§ **Task requirements**
Copy out all the lines of the data that hold the word "change".

(Beginning of Records for this task)

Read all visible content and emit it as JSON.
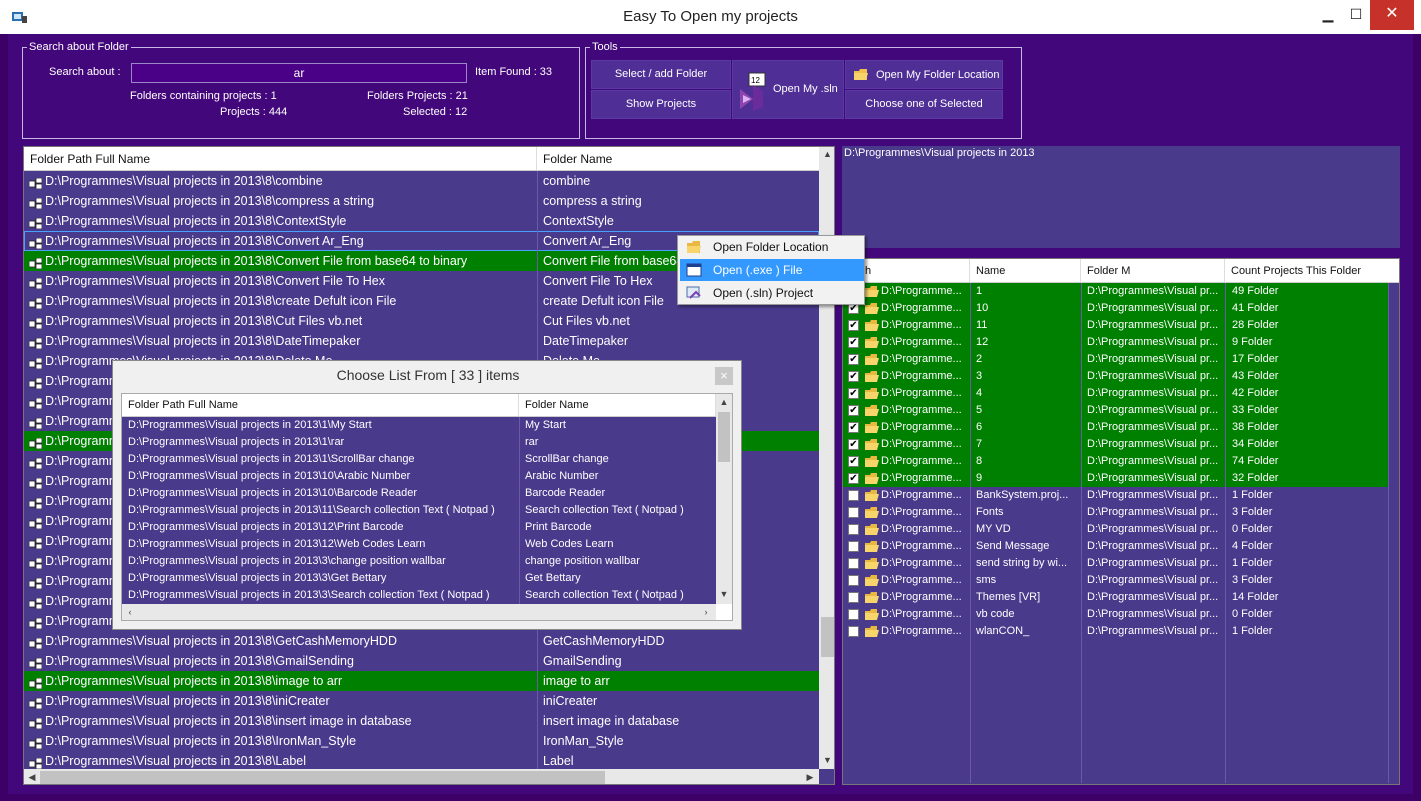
{
  "window": {
    "title": "Easy To Open my projects",
    "minimize": "▁",
    "maximize": "☐",
    "close": "✕"
  },
  "search": {
    "legend": "Search about Folder",
    "label": "Search about :",
    "value": "ar",
    "item_found": "Item Found : 33",
    "folders_containing": "Folders containing projects : 1",
    "folders_projects": "Folders Projects :  21",
    "projects": "Projects : 444",
    "selected": "Selected :  12"
  },
  "tools": {
    "legend": "Tools",
    "select_add": "Select / add Folder",
    "show_projects": "Show Projects",
    "open_sln": "Open My .sln",
    "open_folder_location": "Open My Folder Location",
    "choose_selected": "Choose one of Selected",
    "sln_badge": "12"
  },
  "main_grid": {
    "columns": [
      "Folder Path Full Name",
      "Folder Name"
    ],
    "rows": [
      {
        "path": "D:\\Programmes\\Visual projects in 2013\\8\\combine",
        "name": "combine",
        "state": "normal"
      },
      {
        "path": "D:\\Programmes\\Visual projects in 2013\\8\\compress a string",
        "name": "compress a string",
        "state": "normal"
      },
      {
        "path": "D:\\Programmes\\Visual projects in 2013\\8\\ContextStyle",
        "name": "ContextStyle",
        "state": "normal"
      },
      {
        "path": "D:\\Programmes\\Visual projects in 2013\\8\\Convert Ar_Eng",
        "name": "Convert Ar_Eng",
        "state": "selected"
      },
      {
        "path": "D:\\Programmes\\Visual projects in 2013\\8\\Convert File from base64 to binary",
        "name": "Convert File from base64 to binary",
        "state": "green"
      },
      {
        "path": "D:\\Programmes\\Visual projects in 2013\\8\\Convert File To Hex",
        "name": "Convert File To Hex",
        "state": "normal"
      },
      {
        "path": "D:\\Programmes\\Visual projects in 2013\\8\\create Defult icon File",
        "name": "create Defult icon File",
        "state": "normal"
      },
      {
        "path": "D:\\Programmes\\Visual projects in 2013\\8\\Cut Files vb.net",
        "name": "Cut Files vb.net",
        "state": "normal"
      },
      {
        "path": "D:\\Programmes\\Visual projects in 2013\\8\\DateTimepaker",
        "name": "DateTimepaker",
        "state": "normal"
      },
      {
        "path": "D:\\Programmes\\Visual projects in 2013\\8\\Delete Me",
        "name": "Delete Me",
        "state": "normal"
      },
      {
        "path": "D:\\Programmes",
        "name": "",
        "state": "normal"
      },
      {
        "path": "D:\\Programmes",
        "name": "",
        "state": "normal"
      },
      {
        "path": "D:\\Programmes",
        "name": "",
        "state": "normal"
      },
      {
        "path": "D:\\Programmes",
        "name": "",
        "state": "green"
      },
      {
        "path": "D:\\Programmes",
        "name": "",
        "state": "normal"
      },
      {
        "path": "D:\\Programmes",
        "name": "",
        "state": "normal"
      },
      {
        "path": "D:\\Programmes",
        "name": "",
        "state": "normal"
      },
      {
        "path": "D:\\Programmes",
        "name": "",
        "state": "normal"
      },
      {
        "path": "D:\\Programmes",
        "name": "",
        "state": "normal"
      },
      {
        "path": "D:\\Programmes",
        "name": "",
        "state": "normal"
      },
      {
        "path": "D:\\Programmes",
        "name": "",
        "state": "normal"
      },
      {
        "path": "D:\\Programmes",
        "name": "",
        "state": "normal"
      },
      {
        "path": "D:\\Programmes",
        "name": "",
        "state": "normal"
      },
      {
        "path": "D:\\Programmes\\Visual projects in 2013\\8\\GetCashMemoryHDD",
        "name": "GetCashMemoryHDD",
        "state": "normal"
      },
      {
        "path": "D:\\Programmes\\Visual projects in 2013\\8\\GmailSending",
        "name": "GmailSending",
        "state": "normal"
      },
      {
        "path": "D:\\Programmes\\Visual projects in 2013\\8\\image to arr",
        "name": "image to arr",
        "state": "green"
      },
      {
        "path": "D:\\Programmes\\Visual projects in 2013\\8\\iniCreater",
        "name": "iniCreater",
        "state": "normal"
      },
      {
        "path": "D:\\Programmes\\Visual projects in 2013\\8\\insert image in database",
        "name": "insert image in database",
        "state": "normal"
      },
      {
        "path": "D:\\Programmes\\Visual projects in 2013\\8\\IronMan_Style",
        "name": "IronMan_Style",
        "state": "normal"
      },
      {
        "path": "D:\\Programmes\\Visual projects in 2013\\8\\Label",
        "name": "Label",
        "state": "normal"
      }
    ]
  },
  "path_box": {
    "text": "D:\\Programmes\\Visual projects in 2013"
  },
  "right_grid": {
    "columns": [
      "h",
      "Name",
      "Folder M",
      "Count Projects This Folder"
    ],
    "rows": [
      {
        "checked": true,
        "path": "D:\\Programme...",
        "name": "1",
        "folder": "D:\\Programmes\\Visual pr...",
        "count": "49  Folder",
        "green": true
      },
      {
        "checked": true,
        "path": "D:\\Programme...",
        "name": "10",
        "folder": "D:\\Programmes\\Visual pr...",
        "count": "41  Folder",
        "green": true
      },
      {
        "checked": true,
        "path": "D:\\Programme...",
        "name": "11",
        "folder": "D:\\Programmes\\Visual pr...",
        "count": "28  Folder",
        "green": true
      },
      {
        "checked": true,
        "path": "D:\\Programme...",
        "name": "12",
        "folder": "D:\\Programmes\\Visual pr...",
        "count": "9  Folder",
        "green": true
      },
      {
        "checked": true,
        "path": "D:\\Programme...",
        "name": "2",
        "folder": "D:\\Programmes\\Visual pr...",
        "count": "17  Folder",
        "green": true
      },
      {
        "checked": true,
        "path": "D:\\Programme...",
        "name": "3",
        "folder": "D:\\Programmes\\Visual pr...",
        "count": "43  Folder",
        "green": true
      },
      {
        "checked": true,
        "path": "D:\\Programme...",
        "name": "4",
        "folder": "D:\\Programmes\\Visual pr...",
        "count": "42  Folder",
        "green": true
      },
      {
        "checked": true,
        "path": "D:\\Programme...",
        "name": "5",
        "folder": "D:\\Programmes\\Visual pr...",
        "count": "33  Folder",
        "green": true
      },
      {
        "checked": true,
        "path": "D:\\Programme...",
        "name": "6",
        "folder": "D:\\Programmes\\Visual pr...",
        "count": "38  Folder",
        "green": true
      },
      {
        "checked": true,
        "path": "D:\\Programme...",
        "name": "7",
        "folder": "D:\\Programmes\\Visual pr...",
        "count": "34  Folder",
        "green": true
      },
      {
        "checked": true,
        "path": "D:\\Programme...",
        "name": "8",
        "folder": "D:\\Programmes\\Visual pr...",
        "count": "74  Folder",
        "green": true
      },
      {
        "checked": true,
        "path": "D:\\Programme...",
        "name": "9",
        "folder": "D:\\Programmes\\Visual pr...",
        "count": "32  Folder",
        "green": true
      },
      {
        "checked": false,
        "path": "D:\\Programme...",
        "name": "BankSystem.proj...",
        "folder": "D:\\Programmes\\Visual pr...",
        "count": "1  Folder",
        "green": false
      },
      {
        "checked": false,
        "path": "D:\\Programme...",
        "name": "Fonts",
        "folder": "D:\\Programmes\\Visual pr...",
        "count": "3  Folder",
        "green": false
      },
      {
        "checked": false,
        "path": "D:\\Programme...",
        "name": "MY VD",
        "folder": "D:\\Programmes\\Visual pr...",
        "count": "0  Folder",
        "green": false
      },
      {
        "checked": false,
        "path": "D:\\Programme...",
        "name": "Send Message",
        "folder": "D:\\Programmes\\Visual pr...",
        "count": "4  Folder",
        "green": false
      },
      {
        "checked": false,
        "path": "D:\\Programme...",
        "name": "send string by wi...",
        "folder": "D:\\Programmes\\Visual pr...",
        "count": "1  Folder",
        "green": false
      },
      {
        "checked": false,
        "path": "D:\\Programme...",
        "name": "sms",
        "folder": "D:\\Programmes\\Visual pr...",
        "count": "3  Folder",
        "green": false
      },
      {
        "checked": false,
        "path": "D:\\Programme...",
        "name": "Themes [VR]",
        "folder": "D:\\Programmes\\Visual pr...",
        "count": "14  Folder",
        "green": false
      },
      {
        "checked": false,
        "path": "D:\\Programme...",
        "name": "vb code",
        "folder": "D:\\Programmes\\Visual pr...",
        "count": "0  Folder",
        "green": false
      },
      {
        "checked": false,
        "path": "D:\\Programme...",
        "name": "wlanCON_",
        "folder": "D:\\Programmes\\Visual pr...",
        "count": "1  Folder",
        "green": false
      }
    ]
  },
  "context_menu": {
    "items": [
      {
        "label": "Open Folder Location",
        "icon": "folder-icon",
        "highlighted": false
      },
      {
        "label": "Open (.exe ) File",
        "icon": "exe-window-icon",
        "highlighted": true
      },
      {
        "label": "Open (.sln) Project",
        "icon": "sln-project-icon",
        "highlighted": false
      }
    ]
  },
  "dialog": {
    "title": "Choose List From [ 33 ] items",
    "close": "×",
    "columns": [
      "Folder Path Full Name",
      "Folder Name"
    ],
    "rows": [
      {
        "path": "D:\\Programmes\\Visual projects in 2013\\1\\My Start",
        "name": "My Start"
      },
      {
        "path": "D:\\Programmes\\Visual projects in 2013\\1\\rar",
        "name": "rar"
      },
      {
        "path": "D:\\Programmes\\Visual projects in 2013\\1\\ScrollBar change",
        "name": "ScrollBar change"
      },
      {
        "path": "D:\\Programmes\\Visual projects in 2013\\10\\Arabic Number",
        "name": "Arabic Number"
      },
      {
        "path": "D:\\Programmes\\Visual projects in 2013\\10\\Barcode Reader",
        "name": "Barcode Reader"
      },
      {
        "path": "D:\\Programmes\\Visual projects in 2013\\11\\Search collection Text ( Notpad )",
        "name": "Search collection Text ( Notpad )"
      },
      {
        "path": "D:\\Programmes\\Visual projects in 2013\\12\\Print Barcode",
        "name": "Print Barcode"
      },
      {
        "path": "D:\\Programmes\\Visual projects in 2013\\12\\Web Codes Learn",
        "name": "Web Codes Learn"
      },
      {
        "path": "D:\\Programmes\\Visual projects in 2013\\3\\change position wallbar",
        "name": "change position wallbar"
      },
      {
        "path": "D:\\Programmes\\Visual projects in 2013\\3\\Get Bettary",
        "name": "Get Bettary"
      },
      {
        "path": "D:\\Programmes\\Visual projects in 2013\\3\\Search collection Text ( Notpad )",
        "name": "Search collection Text ( Notpad )"
      }
    ]
  },
  "colors": {
    "window_bg": "#42077a",
    "grid_bg": "#4a3a8c",
    "highlight_green": "#008000",
    "menu_highlight": "#3399ff"
  }
}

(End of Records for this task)

§ **Result for this exercise**
        "path": "D:\\Programmes\\Visual projects in 2013\\1\\ScrollBar change",
        "name": "ScrollBar change"
        "path": "D:\\Programmes\\Visual projects in 2013\\3\\change position wallbar",
        "name": "change position wallbar"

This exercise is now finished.